Here is a set of records. Copy them all exactly.

** Opening Extracted records block **

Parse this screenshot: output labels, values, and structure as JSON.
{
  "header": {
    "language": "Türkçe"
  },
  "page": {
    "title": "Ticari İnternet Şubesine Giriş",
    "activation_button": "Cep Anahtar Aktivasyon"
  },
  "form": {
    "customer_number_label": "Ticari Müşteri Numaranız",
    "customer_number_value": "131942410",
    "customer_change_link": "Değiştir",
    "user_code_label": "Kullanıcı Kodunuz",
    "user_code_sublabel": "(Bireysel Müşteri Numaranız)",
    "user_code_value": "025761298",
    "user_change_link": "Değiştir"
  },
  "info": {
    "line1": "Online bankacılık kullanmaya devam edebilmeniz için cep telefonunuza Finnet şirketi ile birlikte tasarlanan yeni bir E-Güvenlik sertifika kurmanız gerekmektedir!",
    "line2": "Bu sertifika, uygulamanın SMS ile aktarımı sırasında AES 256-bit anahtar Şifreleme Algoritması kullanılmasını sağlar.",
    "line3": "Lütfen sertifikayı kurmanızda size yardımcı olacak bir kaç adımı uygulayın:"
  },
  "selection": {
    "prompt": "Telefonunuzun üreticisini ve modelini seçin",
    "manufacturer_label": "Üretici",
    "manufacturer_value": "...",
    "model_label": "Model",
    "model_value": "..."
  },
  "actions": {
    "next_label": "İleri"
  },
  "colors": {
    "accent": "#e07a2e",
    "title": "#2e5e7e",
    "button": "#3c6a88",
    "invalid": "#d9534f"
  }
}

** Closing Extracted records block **

Answer below ::
Parse this screenshot: output labels, values, and structure as JSON.
{
  "header": {
    "language": "Türkçe"
  },
  "page": {
    "title": "Ticari İnternet Şubesine Giriş",
    "activation_button": "Cep Anahtar Aktivasyon"
  },
  "form": {
    "customer_number_label": "Ticari Müşteri Numaranız",
    "customer_number_value": "131942410",
    "customer_change_link": "Değiştir",
    "user_code_label": "Kullanıcı Kodunuz",
    "user_code_sublabel": "(Bireysel Müşteri Numaranız)",
    "user_code_value": "025761298",
    "user_change_link": "Değiştir"
  },
  "info": {
    "line1": "Online bankacılık kullanmaya devam edebilmeniz için cep telefonunuza Finnet şirketi ile birlikte tasarlanan yeni bir E-Güvenlik sertifika kurmanız gerekmektedir!",
    "line2": "Bu sertifika, uygulamanın SMS ile aktarımı sırasında AES 256-bit anahtar Şifreleme Algoritması kullanılmasını sağlar.",
    "line3": "Lütfen sertifikayı kurmanızda size yardımcı olacak bir kaç adımı uygulayın:"
  },
  "selection": {
    "prompt": "Telefonunuzun üreticisini ve modelini seçin",
    "manufacturer_label": "Üretici",
    "manufacturer_value": "...",
    "model_label": "Model",
    "model_value": "..."
  },
  "actions": {
    "next_label": "İleri"
  },
  "colors": {
    "accent": "#e07a2e",
    "title": "#2e5e7e",
    "button": "#3c6a88",
    "invalid": "#d9534f"
  }
}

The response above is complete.